click for a larger chart

Source: Bianco Research

 

One of the things that this rally has managed to — finally — accomplish is that it has given stocks a (short term) performance advantage over bonds.

The two 2000s crash had made bonds the superior asset class for various time periods — the advantage was to fixed income for as long as 40 years.

 

Previously:
Bonds Beat Stocks: 1981-2011  (October 31st, 2011)

S&P500 Total Return vs Bonds 1800-2012   (September 12th, 2012)

Bonds for the Long Run (August 9th, 2012)

Stocks vs. Bonds  (March 28th, 2009)

 

Category: Fixed Income/Interest Rates, Investing
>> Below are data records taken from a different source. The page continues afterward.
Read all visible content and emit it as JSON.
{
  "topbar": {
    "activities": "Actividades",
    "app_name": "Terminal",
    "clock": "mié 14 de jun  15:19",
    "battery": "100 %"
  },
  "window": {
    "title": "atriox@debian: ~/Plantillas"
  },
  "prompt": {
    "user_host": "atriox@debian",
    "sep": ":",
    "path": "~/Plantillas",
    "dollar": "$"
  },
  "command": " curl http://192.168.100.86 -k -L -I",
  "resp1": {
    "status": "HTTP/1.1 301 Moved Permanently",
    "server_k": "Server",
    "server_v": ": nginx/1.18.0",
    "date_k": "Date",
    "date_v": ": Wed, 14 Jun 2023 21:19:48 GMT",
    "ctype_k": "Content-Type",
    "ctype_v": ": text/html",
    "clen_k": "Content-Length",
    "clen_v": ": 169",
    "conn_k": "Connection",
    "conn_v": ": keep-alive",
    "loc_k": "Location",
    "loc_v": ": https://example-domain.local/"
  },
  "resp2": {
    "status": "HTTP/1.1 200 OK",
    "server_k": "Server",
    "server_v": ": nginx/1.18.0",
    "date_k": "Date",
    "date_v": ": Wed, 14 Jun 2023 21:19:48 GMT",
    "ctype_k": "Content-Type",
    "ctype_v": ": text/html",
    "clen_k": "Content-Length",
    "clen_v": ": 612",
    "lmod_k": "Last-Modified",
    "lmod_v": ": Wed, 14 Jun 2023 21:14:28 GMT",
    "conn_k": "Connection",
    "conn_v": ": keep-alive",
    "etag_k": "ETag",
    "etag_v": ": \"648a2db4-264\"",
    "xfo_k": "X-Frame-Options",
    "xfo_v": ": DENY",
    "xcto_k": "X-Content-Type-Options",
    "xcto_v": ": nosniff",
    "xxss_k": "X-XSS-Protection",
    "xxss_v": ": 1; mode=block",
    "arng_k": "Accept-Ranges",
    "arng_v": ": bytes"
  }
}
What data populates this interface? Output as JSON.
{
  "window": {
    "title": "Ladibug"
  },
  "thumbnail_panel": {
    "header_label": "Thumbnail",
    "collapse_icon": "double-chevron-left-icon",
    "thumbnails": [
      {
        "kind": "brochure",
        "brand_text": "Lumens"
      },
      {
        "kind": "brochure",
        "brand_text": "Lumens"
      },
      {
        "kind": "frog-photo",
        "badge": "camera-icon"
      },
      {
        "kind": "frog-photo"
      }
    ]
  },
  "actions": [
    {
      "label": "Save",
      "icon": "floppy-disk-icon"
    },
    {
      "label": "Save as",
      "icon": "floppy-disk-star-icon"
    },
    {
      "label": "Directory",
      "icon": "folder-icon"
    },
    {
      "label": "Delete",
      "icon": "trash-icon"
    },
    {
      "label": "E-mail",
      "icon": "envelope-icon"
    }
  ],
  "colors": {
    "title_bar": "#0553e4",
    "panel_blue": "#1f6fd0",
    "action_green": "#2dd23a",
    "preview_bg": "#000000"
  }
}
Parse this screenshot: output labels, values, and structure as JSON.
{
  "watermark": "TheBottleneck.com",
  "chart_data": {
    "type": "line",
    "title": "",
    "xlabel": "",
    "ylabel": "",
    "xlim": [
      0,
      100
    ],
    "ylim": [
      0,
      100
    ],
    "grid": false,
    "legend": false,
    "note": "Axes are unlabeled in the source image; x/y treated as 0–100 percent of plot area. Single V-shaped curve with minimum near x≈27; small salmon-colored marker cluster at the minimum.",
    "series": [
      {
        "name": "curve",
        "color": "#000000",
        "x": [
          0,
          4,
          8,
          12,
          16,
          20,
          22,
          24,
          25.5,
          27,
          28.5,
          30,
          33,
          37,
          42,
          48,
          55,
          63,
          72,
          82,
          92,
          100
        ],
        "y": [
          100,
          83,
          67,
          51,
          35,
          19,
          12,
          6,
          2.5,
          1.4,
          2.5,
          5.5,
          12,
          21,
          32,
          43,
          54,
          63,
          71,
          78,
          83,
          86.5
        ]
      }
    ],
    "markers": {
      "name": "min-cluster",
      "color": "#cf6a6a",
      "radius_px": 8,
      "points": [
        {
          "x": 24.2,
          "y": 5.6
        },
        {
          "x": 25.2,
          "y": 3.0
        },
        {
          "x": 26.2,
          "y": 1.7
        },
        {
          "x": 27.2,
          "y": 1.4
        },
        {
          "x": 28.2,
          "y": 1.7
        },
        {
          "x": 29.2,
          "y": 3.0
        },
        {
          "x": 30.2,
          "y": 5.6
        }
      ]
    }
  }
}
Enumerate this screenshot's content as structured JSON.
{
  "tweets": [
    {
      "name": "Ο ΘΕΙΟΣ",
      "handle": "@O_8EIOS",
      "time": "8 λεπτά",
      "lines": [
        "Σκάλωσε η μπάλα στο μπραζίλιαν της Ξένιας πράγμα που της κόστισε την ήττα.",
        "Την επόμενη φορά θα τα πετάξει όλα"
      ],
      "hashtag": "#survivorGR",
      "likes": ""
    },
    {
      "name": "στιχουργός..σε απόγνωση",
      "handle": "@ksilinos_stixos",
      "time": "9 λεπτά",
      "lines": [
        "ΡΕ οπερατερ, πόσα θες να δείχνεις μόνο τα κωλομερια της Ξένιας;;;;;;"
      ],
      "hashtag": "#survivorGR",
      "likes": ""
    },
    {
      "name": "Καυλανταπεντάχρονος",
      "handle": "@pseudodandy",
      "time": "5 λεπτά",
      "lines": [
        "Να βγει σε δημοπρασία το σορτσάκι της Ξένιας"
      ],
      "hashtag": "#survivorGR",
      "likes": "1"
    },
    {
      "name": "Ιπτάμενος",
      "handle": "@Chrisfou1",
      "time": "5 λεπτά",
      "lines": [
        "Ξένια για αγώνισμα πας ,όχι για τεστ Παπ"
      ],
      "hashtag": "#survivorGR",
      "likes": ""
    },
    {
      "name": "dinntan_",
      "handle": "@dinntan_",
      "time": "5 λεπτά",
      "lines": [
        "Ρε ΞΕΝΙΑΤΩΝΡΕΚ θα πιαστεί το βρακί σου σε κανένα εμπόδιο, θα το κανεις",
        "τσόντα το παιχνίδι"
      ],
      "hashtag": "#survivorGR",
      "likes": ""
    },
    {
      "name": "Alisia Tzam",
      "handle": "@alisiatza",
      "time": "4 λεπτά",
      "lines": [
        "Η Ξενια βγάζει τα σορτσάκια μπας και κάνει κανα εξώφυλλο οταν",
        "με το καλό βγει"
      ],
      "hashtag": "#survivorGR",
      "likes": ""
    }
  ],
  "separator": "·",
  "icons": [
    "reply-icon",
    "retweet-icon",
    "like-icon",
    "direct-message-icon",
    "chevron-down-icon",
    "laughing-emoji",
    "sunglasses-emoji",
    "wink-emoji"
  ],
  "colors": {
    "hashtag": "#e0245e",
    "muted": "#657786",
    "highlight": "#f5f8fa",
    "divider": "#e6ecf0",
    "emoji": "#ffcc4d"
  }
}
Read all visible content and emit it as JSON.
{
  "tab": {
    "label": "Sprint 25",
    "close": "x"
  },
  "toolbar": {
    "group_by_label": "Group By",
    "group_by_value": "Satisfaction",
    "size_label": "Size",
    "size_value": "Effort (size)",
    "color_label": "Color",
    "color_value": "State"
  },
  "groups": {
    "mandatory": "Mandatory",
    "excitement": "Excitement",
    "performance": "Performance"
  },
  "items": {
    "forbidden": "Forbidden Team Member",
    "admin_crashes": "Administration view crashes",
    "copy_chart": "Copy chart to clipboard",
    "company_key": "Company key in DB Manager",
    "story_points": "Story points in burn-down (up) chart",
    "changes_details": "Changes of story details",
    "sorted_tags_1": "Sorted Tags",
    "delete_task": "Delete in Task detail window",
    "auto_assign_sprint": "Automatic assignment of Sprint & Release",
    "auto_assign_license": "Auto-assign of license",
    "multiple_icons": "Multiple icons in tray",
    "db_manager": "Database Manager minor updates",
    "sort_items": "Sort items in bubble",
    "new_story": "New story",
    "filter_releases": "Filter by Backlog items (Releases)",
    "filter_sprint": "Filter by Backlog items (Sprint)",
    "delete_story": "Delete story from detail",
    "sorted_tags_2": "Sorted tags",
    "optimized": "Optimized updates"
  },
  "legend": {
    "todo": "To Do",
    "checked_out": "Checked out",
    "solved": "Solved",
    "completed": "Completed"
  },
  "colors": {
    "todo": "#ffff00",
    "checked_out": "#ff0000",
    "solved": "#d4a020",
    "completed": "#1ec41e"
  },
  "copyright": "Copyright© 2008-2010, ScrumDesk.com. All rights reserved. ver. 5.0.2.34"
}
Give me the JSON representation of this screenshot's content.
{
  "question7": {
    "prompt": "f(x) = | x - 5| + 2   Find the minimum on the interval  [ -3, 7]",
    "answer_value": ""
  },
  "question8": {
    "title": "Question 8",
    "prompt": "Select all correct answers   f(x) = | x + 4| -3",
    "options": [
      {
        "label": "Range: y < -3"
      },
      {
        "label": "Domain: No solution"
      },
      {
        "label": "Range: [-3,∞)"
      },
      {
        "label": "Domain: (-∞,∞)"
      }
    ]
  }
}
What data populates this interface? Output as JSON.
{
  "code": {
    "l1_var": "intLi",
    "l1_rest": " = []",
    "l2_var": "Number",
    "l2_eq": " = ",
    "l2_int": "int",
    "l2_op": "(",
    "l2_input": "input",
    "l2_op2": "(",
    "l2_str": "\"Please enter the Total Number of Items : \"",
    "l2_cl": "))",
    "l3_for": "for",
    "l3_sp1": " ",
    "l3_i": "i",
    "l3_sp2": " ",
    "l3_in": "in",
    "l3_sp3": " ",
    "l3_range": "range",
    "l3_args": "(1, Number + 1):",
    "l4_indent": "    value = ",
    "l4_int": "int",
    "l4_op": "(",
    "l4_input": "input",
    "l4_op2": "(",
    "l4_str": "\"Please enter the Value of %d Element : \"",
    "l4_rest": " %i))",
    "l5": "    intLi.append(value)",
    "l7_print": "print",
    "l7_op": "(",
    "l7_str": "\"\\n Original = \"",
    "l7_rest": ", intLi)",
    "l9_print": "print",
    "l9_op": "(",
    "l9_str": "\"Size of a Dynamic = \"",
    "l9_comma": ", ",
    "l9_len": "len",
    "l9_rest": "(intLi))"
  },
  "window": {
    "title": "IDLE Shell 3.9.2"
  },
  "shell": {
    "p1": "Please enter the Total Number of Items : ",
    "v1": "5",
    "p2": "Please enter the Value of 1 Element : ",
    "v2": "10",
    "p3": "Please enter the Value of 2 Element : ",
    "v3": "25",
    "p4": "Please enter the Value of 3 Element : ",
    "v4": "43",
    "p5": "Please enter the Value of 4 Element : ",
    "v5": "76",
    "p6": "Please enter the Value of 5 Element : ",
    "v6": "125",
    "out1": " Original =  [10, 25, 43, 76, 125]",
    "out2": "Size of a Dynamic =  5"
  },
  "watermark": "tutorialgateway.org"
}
Please use the comments to demonstrate your own ignorance, unfamiliarity with empirical data and lack of respect for scientific knowledge. Be sure to create straw men and argue against things I have neither said nor implied. If you could repeat previously discredited memes or steer the conversation into irrelevant, off topic discussions, it would be appreciated. Lastly, kindly forgo all civility in your discourse . . . you are, after all, anonymous.

6 Responses to “Stocks Beat Bonds (Finally)”

  1. A7LB says:

    Do these stock index values include the companies which
    were removed from the index due to low stock price?

  2. constantnormal says:

    And if you extend this chart back a bit further? I think that 3 years is likely to prove a head fake … or not …

  3. [...] A look at how major asset classes are performing.  (Capital Spectator also Big Picture) [...]

  4. Old Rob says:

    Ah yes! The great Rotation from those in the know to those with some ‘dough’.

  5. mad97123 says:

    Falling interest rates have been a wonderful thing for all investors. Can’t imagine what the opposite will bring. The only question is will we find out in 10yrs after a ‘U’ bottom, or will we findout sooner with a “V”?

    http://www.ritholtz.com/blog/2012/01/222-years-of-long-term-interest-rates/

  6. Pantmaker says:

    Bonds will fall and stocks will fall. Bonds will eventually prevail as those who have shown patience will finally be able to secure decent rates for their money. Those early to the party (buying now) will have the frustration of crappy returns (rock) and falling bond values (hard place). The either/or stocks bonds meme is dead.